It is not acceptable to go beyond legal, moral, and/or ethical boundaries when the nation is at a risky time of war, but only on certain conditions. Some issues discussing this are the neutralism of U.S., the Executive Order #9066 declared by FDR, and the decision to drop the bomb. These issues greatly impacted America’s standing in the world and history immensely. It was recorded into history for the mistakes that we did and the damage we caused. The U.S. struggled with each issue and did what they thought was right, even if damage was caused.
This was somewhat a political decision that the United States needed to make in support of her allies. The U.S needed to prioritize strategy in choosing how they would act after the bombing of Pearl Harbor and Hitler’s military success’s in Europe. The U.S had two options as to how they would proceed with military action. We knew if Russia collapsed that would allow Hitler to then fully focus his attention to defeating the British as well as helping out the Japanese which was a great ally of Hitler. The Japanese military success with the bombing of Pearl Harbor was obviously of great importance to the United States but helping our allies defeat Hitler took precedence after Winston Churchill asked the president Franklin D. Roosevelt for support in defeating Hitler.
Why did the cold war start?
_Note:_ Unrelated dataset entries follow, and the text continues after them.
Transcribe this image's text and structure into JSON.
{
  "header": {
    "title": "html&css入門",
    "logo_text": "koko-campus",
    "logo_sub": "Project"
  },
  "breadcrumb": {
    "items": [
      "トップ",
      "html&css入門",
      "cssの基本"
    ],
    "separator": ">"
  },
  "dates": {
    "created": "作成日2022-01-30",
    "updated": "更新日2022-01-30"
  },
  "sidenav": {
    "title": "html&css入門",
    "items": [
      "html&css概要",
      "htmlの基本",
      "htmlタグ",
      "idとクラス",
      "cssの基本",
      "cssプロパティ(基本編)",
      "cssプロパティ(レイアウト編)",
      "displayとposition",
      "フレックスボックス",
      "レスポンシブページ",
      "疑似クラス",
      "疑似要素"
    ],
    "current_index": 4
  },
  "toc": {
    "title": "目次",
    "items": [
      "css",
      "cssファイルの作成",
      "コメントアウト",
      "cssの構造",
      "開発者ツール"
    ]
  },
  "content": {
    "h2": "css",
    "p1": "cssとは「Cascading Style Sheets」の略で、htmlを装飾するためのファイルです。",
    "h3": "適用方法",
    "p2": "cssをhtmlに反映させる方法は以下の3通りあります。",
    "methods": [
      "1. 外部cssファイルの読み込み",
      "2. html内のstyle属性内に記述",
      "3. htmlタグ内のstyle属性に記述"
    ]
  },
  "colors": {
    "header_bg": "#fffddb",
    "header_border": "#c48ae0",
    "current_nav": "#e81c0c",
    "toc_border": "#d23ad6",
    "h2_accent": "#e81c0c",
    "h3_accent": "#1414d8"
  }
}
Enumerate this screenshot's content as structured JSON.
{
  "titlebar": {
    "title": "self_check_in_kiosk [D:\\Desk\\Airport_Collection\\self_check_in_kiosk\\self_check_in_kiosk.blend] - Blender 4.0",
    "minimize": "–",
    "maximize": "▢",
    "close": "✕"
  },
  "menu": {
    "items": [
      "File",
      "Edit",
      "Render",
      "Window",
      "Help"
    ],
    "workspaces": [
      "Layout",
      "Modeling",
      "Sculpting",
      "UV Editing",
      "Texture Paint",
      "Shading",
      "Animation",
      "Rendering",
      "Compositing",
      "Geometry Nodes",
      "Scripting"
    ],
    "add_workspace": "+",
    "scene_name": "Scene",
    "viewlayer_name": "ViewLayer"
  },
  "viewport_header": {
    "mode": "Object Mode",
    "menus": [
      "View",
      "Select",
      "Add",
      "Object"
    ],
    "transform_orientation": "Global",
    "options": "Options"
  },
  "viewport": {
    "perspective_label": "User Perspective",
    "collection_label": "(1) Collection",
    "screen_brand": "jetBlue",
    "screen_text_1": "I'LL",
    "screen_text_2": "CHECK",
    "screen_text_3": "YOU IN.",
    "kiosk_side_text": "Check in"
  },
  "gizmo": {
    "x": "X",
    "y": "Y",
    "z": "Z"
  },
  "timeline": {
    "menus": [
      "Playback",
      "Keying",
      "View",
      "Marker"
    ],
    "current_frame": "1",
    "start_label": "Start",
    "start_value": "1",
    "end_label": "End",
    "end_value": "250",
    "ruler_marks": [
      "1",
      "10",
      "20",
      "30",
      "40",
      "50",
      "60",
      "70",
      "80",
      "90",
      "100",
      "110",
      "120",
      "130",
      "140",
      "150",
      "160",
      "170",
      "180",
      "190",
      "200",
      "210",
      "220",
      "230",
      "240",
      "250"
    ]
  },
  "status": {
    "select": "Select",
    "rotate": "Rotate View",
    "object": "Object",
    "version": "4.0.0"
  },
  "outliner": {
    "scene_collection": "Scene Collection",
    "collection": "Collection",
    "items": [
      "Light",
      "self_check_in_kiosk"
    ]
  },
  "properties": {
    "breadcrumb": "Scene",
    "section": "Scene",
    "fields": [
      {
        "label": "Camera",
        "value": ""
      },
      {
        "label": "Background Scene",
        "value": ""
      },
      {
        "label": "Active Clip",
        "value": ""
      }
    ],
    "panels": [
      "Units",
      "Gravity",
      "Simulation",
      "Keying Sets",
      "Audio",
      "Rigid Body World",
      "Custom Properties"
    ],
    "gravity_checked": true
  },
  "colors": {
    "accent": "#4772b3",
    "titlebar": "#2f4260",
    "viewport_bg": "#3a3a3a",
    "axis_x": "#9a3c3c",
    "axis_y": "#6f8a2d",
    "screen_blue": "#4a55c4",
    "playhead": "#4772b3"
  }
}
The cold war is the competition between the United States and the Soviet Union over ideologies, through other countries, without direct armed conflicts, which was first used by a English author and journalist called George Orwell at the end of The World War II. This essay is going to focus on main reasons for the beginning of the cold war. One major cause of the cold war was a distrust of the Soviets by the United States and the same distrust of the United States from the Soviet Union. Though the need to defeat the Germans had made USSR a partner in the Allied forces from 1941 onwards, Stalin had displayed the tendency that he wanted to dominate the world, and he used dictatorial powers and military powers towards people of his own country as well as others.
During the blitz, the government wanted to try and keep the morale and ‘blitz spirit’ because this was what Hitler was determined to destroy. They achieved this mainly through the Ministry of Information, whose main job was to see how the people of Britain were feeling, and then use censorship and propaganda to counter their mood. They used the Mass Observation team to overhear people’s everyday conversations and work out how they felt about certain aspects of the war. Then, instead of putting the problems right, they would launch campaigns to make everyone feel better about them or forget about them. For example, the Mass Observation team picked up that people didn’t feel safe using the government shelters.